ACTIVITY: The listing below is to be written out word for word, minus its images.

RECORDS PROVIDED:
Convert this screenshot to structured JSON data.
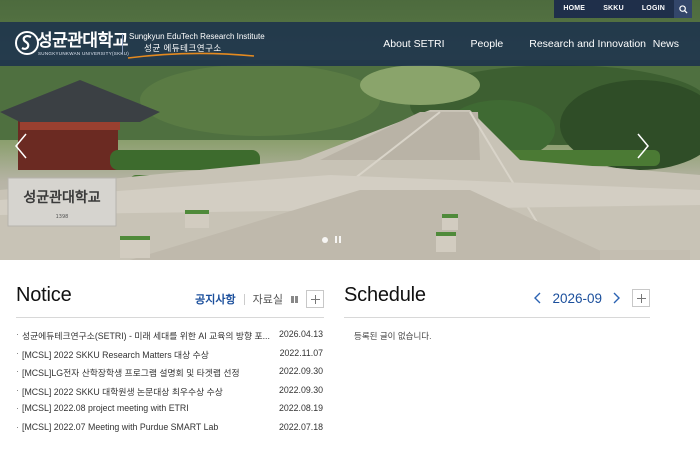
{
  "utility_nav": {
    "home": "HOME",
    "skku": "SKKU",
    "login": "LOGIN"
  },
  "logo": {
    "university_ko": "성균관대학교",
    "university_en": "SUNGKYUNKWAN UNIVERSITY(SKKU)",
    "institute_en": "Sungkyun EduTech Research Institute",
    "institute_ko": "성균 에듀테크연구소"
  },
  "main_menu": [
    "About SETRI",
    "People",
    "Research and Innovation",
    "News"
  ],
  "hero": {
    "stone_sign": "성균관대학교",
    "stone_year": "1398"
  },
  "notice": {
    "title": "Notice",
    "tab_active": "공지사항",
    "tab_inactive": "자료실",
    "items": [
      {
        "title": "성균에듀테크연구소(SETRI) - 미래 세대를 위한 AI 교육의 방향 포...",
        "date": "2026.04.13"
      },
      {
        "title": "[MCSL] 2022 SKKU Research Matters 대상 수상",
        "date": "2022.11.07"
      },
      {
        "title": "[MCSL]LG전자 산학장학생 프로그램 설명회 및 타겟랩 선정",
        "date": "2022.09.30"
      },
      {
        "title": "[MCSL] 2022 SKKU 대학원생 논문대상 최우수상 수상",
        "date": "2022.09.30"
      },
      {
        "title": "[MCSL] 2022.08 project meeting with ETRI",
        "date": "2022.08.19"
      },
      {
        "title": "[MCSL] 2022.07 Meeting with Purdue SMART Lab",
        "date": "2022.07.18"
      }
    ]
  },
  "schedule": {
    "title": "Schedule",
    "month": "2026-09",
    "empty_text": "등록된 글이 없습니다."
  },
  "colors": {
    "nav_bg": "#162a4e",
    "accent": "#1b4f9c"
  }
}
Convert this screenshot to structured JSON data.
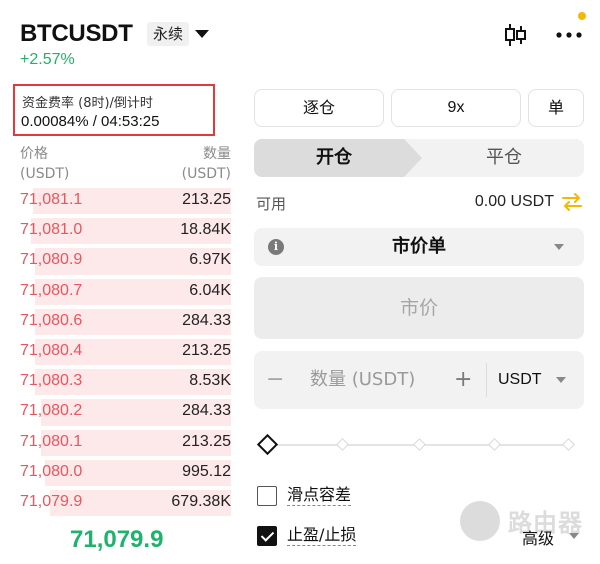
{
  "header": {
    "symbol": "BTCUSDT",
    "type_tag": "永续",
    "change": "+2.57%"
  },
  "funding": {
    "label": "资金费率 (8时)/倒计时",
    "value": "0.00084% / 04:53:25"
  },
  "orderbook": {
    "price_header": [
      "价格",
      "(USDT)"
    ],
    "qty_header": [
      "数量",
      "(USDT)"
    ],
    "rows": [
      {
        "price": "71,081.1",
        "qty": "213.25",
        "depth": 0.94
      },
      {
        "price": "71,081.0",
        "qty": "18.84K",
        "depth": 0.95
      },
      {
        "price": "71,080.9",
        "qty": "6.97K",
        "depth": 0.93
      },
      {
        "price": "71,080.7",
        "qty": "6.04K",
        "depth": 0.93
      },
      {
        "price": "71,080.6",
        "qty": "284.33",
        "depth": 0.93
      },
      {
        "price": "71,080.4",
        "qty": "213.25",
        "depth": 0.93
      },
      {
        "price": "71,080.3",
        "qty": "8.53K",
        "depth": 0.93
      },
      {
        "price": "71,080.2",
        "qty": "284.33",
        "depth": 0.9
      },
      {
        "price": "71,080.1",
        "qty": "213.25",
        "depth": 0.9
      },
      {
        "price": "71,080.0",
        "qty": "995.12",
        "depth": 0.88
      },
      {
        "price": "71,079.9",
        "qty": "679.38K",
        "depth": 0.86
      }
    ],
    "last_price": "71,079.9"
  },
  "controls": {
    "margin_mode": "逐仓",
    "leverage": "9x",
    "unit_button": "单",
    "tab_open": "开仓",
    "tab_close": "平仓",
    "available_label": "可用",
    "available_value": "0.00 USDT",
    "order_type": "市价单",
    "price_placeholder": "市价",
    "qty_minus": "−",
    "qty_placeholder": "数量 (USDT)",
    "qty_plus": "+",
    "qty_unit": "USDT",
    "slippage_label": "滑点容差",
    "tpsl_label": "止盈/止损",
    "advanced_label": "高级"
  },
  "watermark": {
    "text": "路由器"
  },
  "colors": {
    "positive": "#20b26c",
    "ask": "#e9565f",
    "ask_depth": "#fde9ea",
    "highlight_border": "#e0393e",
    "accent_swap": "#f5b800"
  },
  "icons": [
    "candlestick-icon",
    "more-icon",
    "swap-icon",
    "info-icon",
    "chevron-down-icon"
  ]
}
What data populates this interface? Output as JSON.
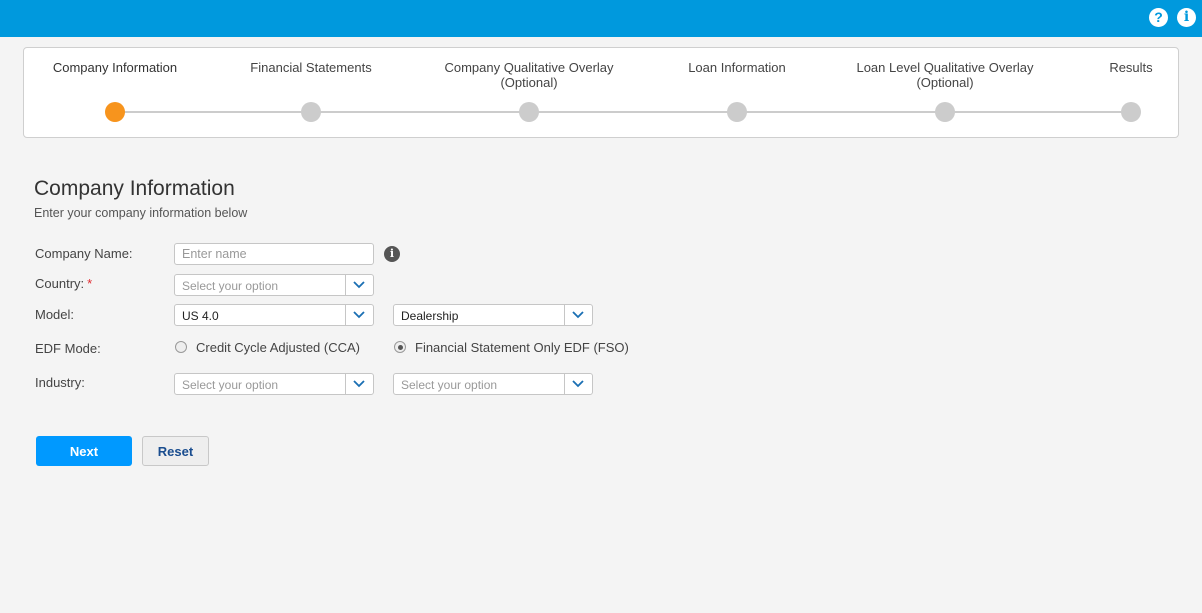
{
  "header": {
    "help_icon": "?",
    "info_icon": "i"
  },
  "stepper": {
    "steps": [
      {
        "label": "Company Information",
        "active": true
      },
      {
        "label": "Financial Statements",
        "active": false
      },
      {
        "label": "Company Qualitative Overlay\n(Optional)",
        "active": false
      },
      {
        "label": "Loan Information",
        "active": false
      },
      {
        "label": "Loan Level Qualitative Overlay\n(Optional)",
        "active": false
      },
      {
        "label": "Results",
        "active": false
      }
    ],
    "active_color": "#f7941d",
    "inactive_color": "#cccccc"
  },
  "page": {
    "title": "Company Information",
    "subtitle": "Enter your company information below"
  },
  "form": {
    "company_name": {
      "label": "Company Name:",
      "placeholder": "Enter name",
      "value": ""
    },
    "country": {
      "label": "Country:",
      "required_mark": "*",
      "selected": "Select your option"
    },
    "model": {
      "label": "Model:",
      "version_selected": "US 4.0",
      "type_selected": "Dealership"
    },
    "edf_mode": {
      "label": "EDF Mode:",
      "options": [
        {
          "label": "Credit Cycle Adjusted (CCA)",
          "checked": false
        },
        {
          "label": "Financial Statement Only EDF (FSO)",
          "checked": true
        }
      ]
    },
    "industry": {
      "label": "Industry:",
      "primary_selected": "Select your option",
      "secondary_selected": "Select your option"
    }
  },
  "actions": {
    "next_label": "Next",
    "reset_label": "Reset"
  },
  "colors": {
    "topbar": "#0099dd",
    "primary_button": "#0099ff",
    "required": "#e0282e"
  }
}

EXERCISE ANSWER:
Convert this screenshot to structured JSON data.
{
  "utility_nav": {
    "home": "HOME",
    "skku": "SKKU",
    "login": "LOGIN"
  },
  "logo": {
    "university_ko": "성균관대학교",
    "university_en": "SUNGKYUNKWAN UNIVERSITY(SKKU)",
    "institute_en": "Sungkyun EduTech Research Institute",
    "institute_ko": "성균 에듀테크연구소"
  },
  "main_menu": [
    "About SETRI",
    "People",
    "Research and Innovation",
    "News"
  ],
  "hero": {
    "stone_sign": "성균관대학교",
    "stone_year": "1398"
  },
  "notice": {
    "title": "Notice",
    "tab_active": "공지사항",
    "tab_inactive": "자료실",
    "items": [
      {
        "title": "성균에듀테크연구소(SETRI) - 미래 세대를 위한 AI 교육의 방향 포...",
        "date": "2026.04.13"
      },
      {
        "title": "[MCSL] 2022 SKKU Research Matters 대상 수상",
        "date": "2022.11.07"
      },
      {
        "title": "[MCSL]LG전자 산학장학생 프로그램 설명회 및 타겟랩 선정",
        "date": "2022.09.30"
      },
      {
        "title": "[MCSL] 2022 SKKU 대학원생 논문대상 최우수상 수상",
        "date": "2022.09.30"
      },
      {
        "title": "[MCSL] 2022.08 project meeting with ETRI",
        "date": "2022.08.19"
      },
      {
        "title": "[MCSL] 2022.07 Meeting with Purdue SMART Lab",
        "date": "2022.07.18"
      }
    ]
  },
  "schedule": {
    "title": "Schedule",
    "month": "2026-09",
    "empty_text": "등록된 글이 없습니다."
  },
  "colors": {
    "nav_bg": "#162a4e",
    "accent": "#1b4f9c"
  }
}
Convert this screenshot to structured JSON data.
{
  "header": {
    "symbol": "BTCUSDT",
    "type_tag": "永续",
    "change": "+2.57%"
  },
  "funding": {
    "label": "资金费率 (8时)/倒计时",
    "value": "0.00084% / 04:53:25"
  },
  "orderbook": {
    "price_header": [
      "价格",
      "(USDT)"
    ],
    "qty_header": [
      "数量",
      "(USDT)"
    ],
    "rows": [
      {
        "price": "71,081.1",
        "qty": "213.25",
        "depth": 0.94
      },
      {
        "price": "71,081.0",
        "qty": "18.84K",
        "depth": 0.95
      },
      {
        "price": "71,080.9",
        "qty": "6.97K",
        "depth": 0.93
      },
      {
        "price": "71,080.7",
        "qty": "6.04K",
        "depth": 0.93
      },
      {
        "price": "71,080.6",
        "qty": "284.33",
        "depth": 0.93
      },
      {
        "price": "71,080.4",
        "qty": "213.25",
        "depth": 0.93
      },
      {
        "price": "71,080.3",
        "qty": "8.53K",
        "depth": 0.93
      },
      {
        "price": "71,080.2",
        "qty": "284.33",
        "depth": 0.9
      },
      {
        "price": "71,080.1",
        "qty": "213.25",
        "depth": 0.9
      },
      {
        "price": "71,080.0",
        "qty": "995.12",
        "depth": 0.88
      },
      {
        "price": "71,079.9",
        "qty": "679.38K",
        "depth": 0.86
      }
    ],
    "last_price": "71,079.9"
  },
  "controls": {
    "margin_mode": "逐仓",
    "leverage": "9x",
    "unit_button": "单",
    "tab_open": "开仓",
    "tab_close": "平仓",
    "available_label": "可用",
    "available_value": "0.00 USDT",
    "order_type": "市价单",
    "price_placeholder": "市价",
    "qty_minus": "−",
    "qty_placeholder": "数量 (USDT)",
    "qty_plus": "+",
    "qty_unit": "USDT",
    "slippage_label": "滑点容差",
    "tpsl_label": "止盈/止损",
    "advanced_label": "高级"
  },
  "watermark": {
    "text": "路由器"
  },
  "colors": {
    "positive": "#20b26c",
    "ask": "#e9565f",
    "ask_depth": "#fde9ea",
    "highlight_border": "#e0393e",
    "accent_swap": "#f5b800"
  },
  "icons": [
    "candlestick-icon",
    "more-icon",
    "swap-icon",
    "info-icon",
    "chevron-down-icon"
  ]
}
What data populates this interface? Output as JSON.
{
  "header": {
    "help_icon": "?",
    "info_icon": "i"
  },
  "stepper": {
    "steps": [
      {
        "label": "Company Information",
        "active": true
      },
      {
        "label": "Financial Statements",
        "active": false
      },
      {
        "label": "Company Qualitative Overlay\n(Optional)",
        "active": false
      },
      {
        "label": "Loan Information",
        "active": false
      },
      {
        "label": "Loan Level Qualitative Overlay\n(Optional)",
        "active": false
      },
      {
        "label": "Results",
        "active": false
      }
    ],
    "active_color": "#f7941d",
    "inactive_color": "#cccccc"
  },
  "page": {
    "title": "Company Information",
    "subtitle": "Enter your company information below"
  },
  "form": {
    "company_name": {
      "label": "Company Name:",
      "placeholder": "Enter name",
      "value": ""
    },
    "country": {
      "label": "Country:",
      "required_mark": "*",
      "selected": "Select your option"
    },
    "model": {
      "label": "Model:",
      "version_selected": "US 4.0",
      "type_selected": "Dealership"
    },
    "edf_mode": {
      "label": "EDF Mode:",
      "options": [
        {
          "label": "Credit Cycle Adjusted (CCA)",
          "checked": false
        },
        {
          "label": "Financial Statement Only EDF (FSO)",
          "checked": true
        }
      ]
    },
    "industry": {
      "label": "Industry:",
      "primary_selected": "Select your option",
      "secondary_selected": "Select your option"
    }
  },
  "actions": {
    "next_label": "Next",
    "reset_label": "Reset"
  },
  "colors": {
    "topbar": "#0099dd",
    "primary_button": "#0099ff",
    "required": "#e0282e"
  }
}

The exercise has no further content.